- Dough - The dough is made with highly refined Italian flour. The dough must be kneaded by hand and formed by hand, without the help of a rolling pin.
- Toppings - Toppings are not excessive. Toppings are carefully placed on the pizza where there is a balance among crust, sauce and cheese, with not too much of any component. This allows you to taste and enjoy each component separately.
- Fresh Ingredients - Neapolitan style pizzas are made with San Marzano tomatoes which contain fewer seeds, are less acidic and have better flavor than regular tomatoes. Pizzas are made with fresh Mozzarella "Fior di Latte". This fresh mozzarella is made with specially selected cultures for authentic characteristics reminiscent of fresh mozzarella handmade in the Italian countryside. This mozzarella has a pure dairy flavor and contain no preservatives, fillers, or artificial ingredients.
We make Mino bread in our brick oven every morning! Panini breads are toasted to order, then filled (not hot pressed). These sandwiches are light, well balanced, and served with a side of crunchy salt & pepper kettle chips.

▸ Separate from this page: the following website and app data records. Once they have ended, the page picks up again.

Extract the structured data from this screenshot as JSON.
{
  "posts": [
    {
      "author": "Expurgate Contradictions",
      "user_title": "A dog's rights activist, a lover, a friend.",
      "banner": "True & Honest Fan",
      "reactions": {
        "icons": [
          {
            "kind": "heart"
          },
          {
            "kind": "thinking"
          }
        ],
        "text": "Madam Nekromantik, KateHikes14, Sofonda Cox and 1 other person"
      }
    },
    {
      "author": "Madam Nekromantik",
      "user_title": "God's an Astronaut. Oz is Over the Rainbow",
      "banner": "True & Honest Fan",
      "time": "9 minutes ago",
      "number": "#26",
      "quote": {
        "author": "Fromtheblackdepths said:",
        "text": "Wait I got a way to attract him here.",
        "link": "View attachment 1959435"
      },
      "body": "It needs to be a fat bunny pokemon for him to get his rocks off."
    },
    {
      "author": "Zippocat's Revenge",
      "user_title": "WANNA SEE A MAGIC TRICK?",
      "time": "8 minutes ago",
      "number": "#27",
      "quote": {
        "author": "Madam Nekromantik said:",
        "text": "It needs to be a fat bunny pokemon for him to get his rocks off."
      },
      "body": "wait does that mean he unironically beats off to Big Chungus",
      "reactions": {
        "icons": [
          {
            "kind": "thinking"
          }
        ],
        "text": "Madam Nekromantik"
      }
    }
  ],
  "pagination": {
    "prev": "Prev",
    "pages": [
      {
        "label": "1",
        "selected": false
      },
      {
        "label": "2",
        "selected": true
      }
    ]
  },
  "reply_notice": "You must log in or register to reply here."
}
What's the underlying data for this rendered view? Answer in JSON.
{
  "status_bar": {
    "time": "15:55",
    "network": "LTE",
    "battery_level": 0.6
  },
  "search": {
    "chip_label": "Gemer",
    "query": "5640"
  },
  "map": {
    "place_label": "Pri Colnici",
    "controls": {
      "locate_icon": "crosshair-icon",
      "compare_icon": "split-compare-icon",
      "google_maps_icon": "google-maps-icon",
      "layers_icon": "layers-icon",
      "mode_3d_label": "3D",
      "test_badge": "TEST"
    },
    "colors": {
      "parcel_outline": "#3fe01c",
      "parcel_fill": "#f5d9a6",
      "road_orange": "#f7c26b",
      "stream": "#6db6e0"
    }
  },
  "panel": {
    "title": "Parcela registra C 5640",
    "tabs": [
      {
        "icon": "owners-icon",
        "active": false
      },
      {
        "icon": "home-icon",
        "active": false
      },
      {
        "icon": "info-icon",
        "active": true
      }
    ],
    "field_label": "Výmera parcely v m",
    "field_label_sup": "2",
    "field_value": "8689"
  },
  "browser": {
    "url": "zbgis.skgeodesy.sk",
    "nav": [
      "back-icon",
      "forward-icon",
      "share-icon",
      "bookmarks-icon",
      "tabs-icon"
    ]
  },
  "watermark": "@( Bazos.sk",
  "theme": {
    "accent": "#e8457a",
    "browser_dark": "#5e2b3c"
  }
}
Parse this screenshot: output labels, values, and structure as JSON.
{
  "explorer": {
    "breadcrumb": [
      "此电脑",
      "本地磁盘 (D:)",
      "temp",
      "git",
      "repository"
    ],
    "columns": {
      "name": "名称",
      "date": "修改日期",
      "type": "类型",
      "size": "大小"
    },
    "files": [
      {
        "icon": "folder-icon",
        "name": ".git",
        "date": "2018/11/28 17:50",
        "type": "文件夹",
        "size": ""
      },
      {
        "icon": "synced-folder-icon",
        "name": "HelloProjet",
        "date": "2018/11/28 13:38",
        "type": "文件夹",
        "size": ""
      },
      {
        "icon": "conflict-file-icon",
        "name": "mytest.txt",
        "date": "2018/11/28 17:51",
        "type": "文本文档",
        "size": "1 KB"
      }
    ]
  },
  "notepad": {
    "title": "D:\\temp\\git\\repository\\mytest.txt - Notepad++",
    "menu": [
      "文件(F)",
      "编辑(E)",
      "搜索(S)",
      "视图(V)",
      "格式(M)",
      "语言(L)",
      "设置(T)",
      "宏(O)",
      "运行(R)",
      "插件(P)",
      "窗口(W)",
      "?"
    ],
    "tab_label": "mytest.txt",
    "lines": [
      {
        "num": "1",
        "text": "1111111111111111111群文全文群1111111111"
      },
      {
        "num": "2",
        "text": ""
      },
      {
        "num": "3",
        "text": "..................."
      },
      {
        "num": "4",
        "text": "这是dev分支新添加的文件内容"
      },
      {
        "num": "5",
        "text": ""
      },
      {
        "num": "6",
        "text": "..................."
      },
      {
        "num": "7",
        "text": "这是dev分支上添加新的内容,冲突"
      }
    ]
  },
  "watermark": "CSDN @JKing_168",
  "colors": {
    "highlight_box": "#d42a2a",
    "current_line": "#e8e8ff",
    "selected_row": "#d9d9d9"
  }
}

Sub Chips for a side of Mixed or Caesar salad for an additional $3.50
**Menu items may contain peanut or nut products
Mondays - We are Closed
4:30pm – 9:00pm Tuesdays
11:30am – 9:00pm (Wed-Sun) to request reservations
Reservations are kindly requested for parties of 5 or more.
Naples, FL 34102
Named by "Cigars and Spirits" Lifestyle Magazine one of the top 10 best "Old School" Pizzerias in the U.S.
- Audrey Pavia (Cigars & Spirits Lifestyle Magazine Contributing Writer)